Continuing on what hdb suggested,
Each object lives in a space where the said Attributes are the coordinates.
Coordinates can be discreet or binary or continuous, e.g. binary: Apple -> (orange=0, red=1, plant=1, fruit=1,toy=0). Continuous means that there is so much probability that apple is orange (0.5) or apple is a toy (0.01). etc. Notice that each object is characterised by a set of coordinates which includes ALL attributes. If attribute does not relate to object then it is set to zero.
In this space, there is a distance metric, e.g. euclidean (others exist) to tell you how far apart are an Apple and a pumpkin.
Clustering is a process which groups nearby objects (in this space) together based on the distance metric chosen.

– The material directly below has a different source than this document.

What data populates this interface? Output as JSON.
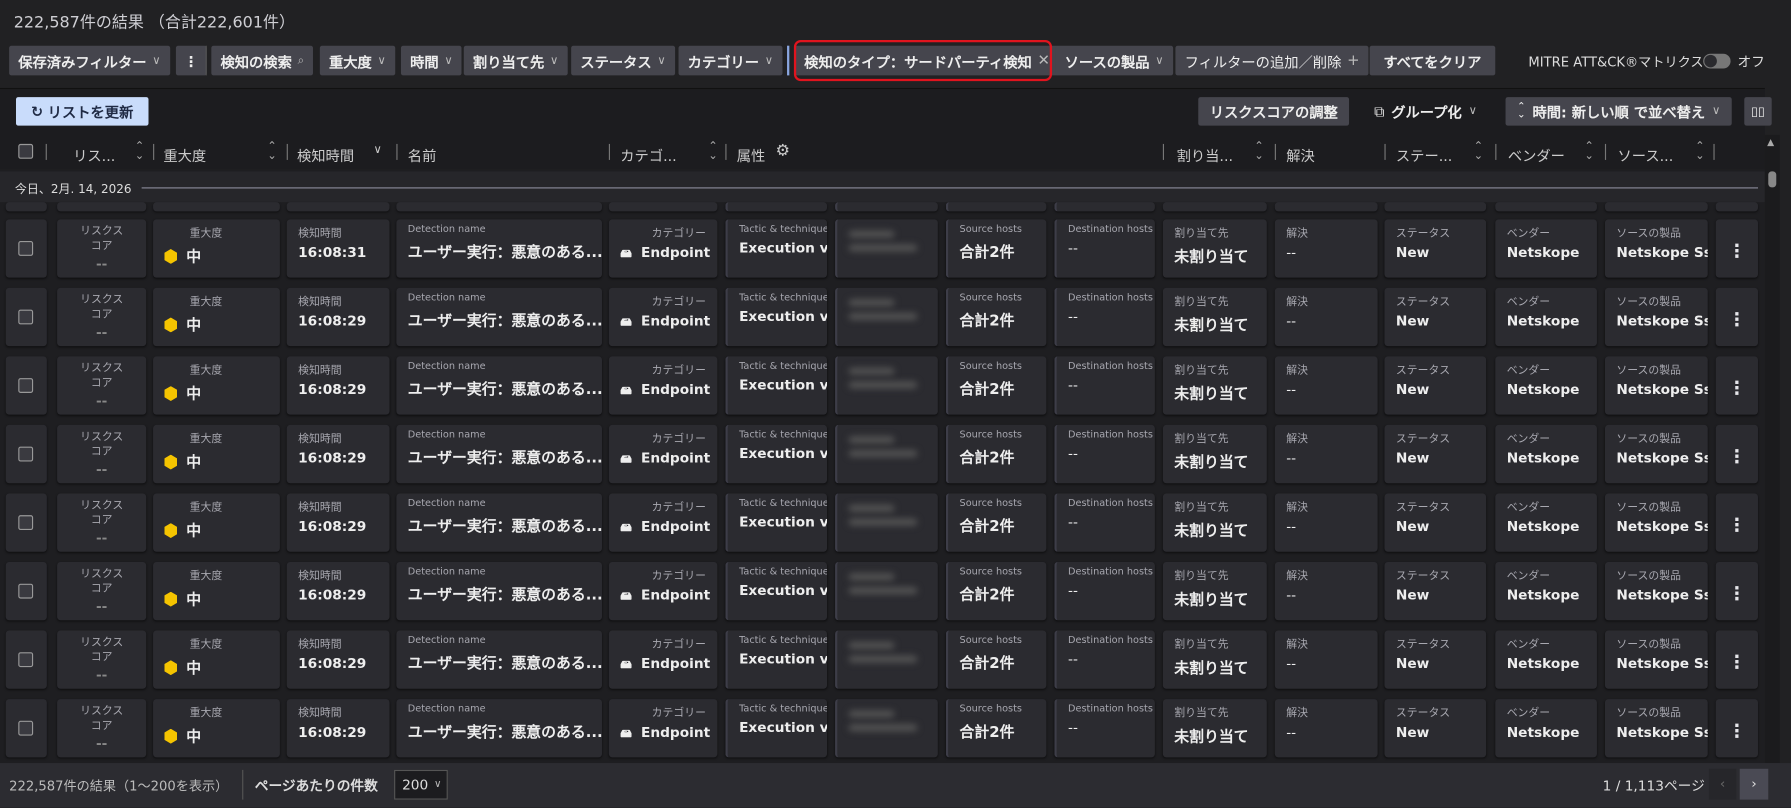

I see a problem with the above approach: most objects will have most of their coordinates set to zero, e.g. an Apple has only 3 attributes turned on and I guess the rest 72 will be off/zero. The problem is that clustering may group together objects because they have in common the absence of a lot of attributes, and you probably want to group objects together because they have in common the presence of an attribute. An obstacle but not a tough one.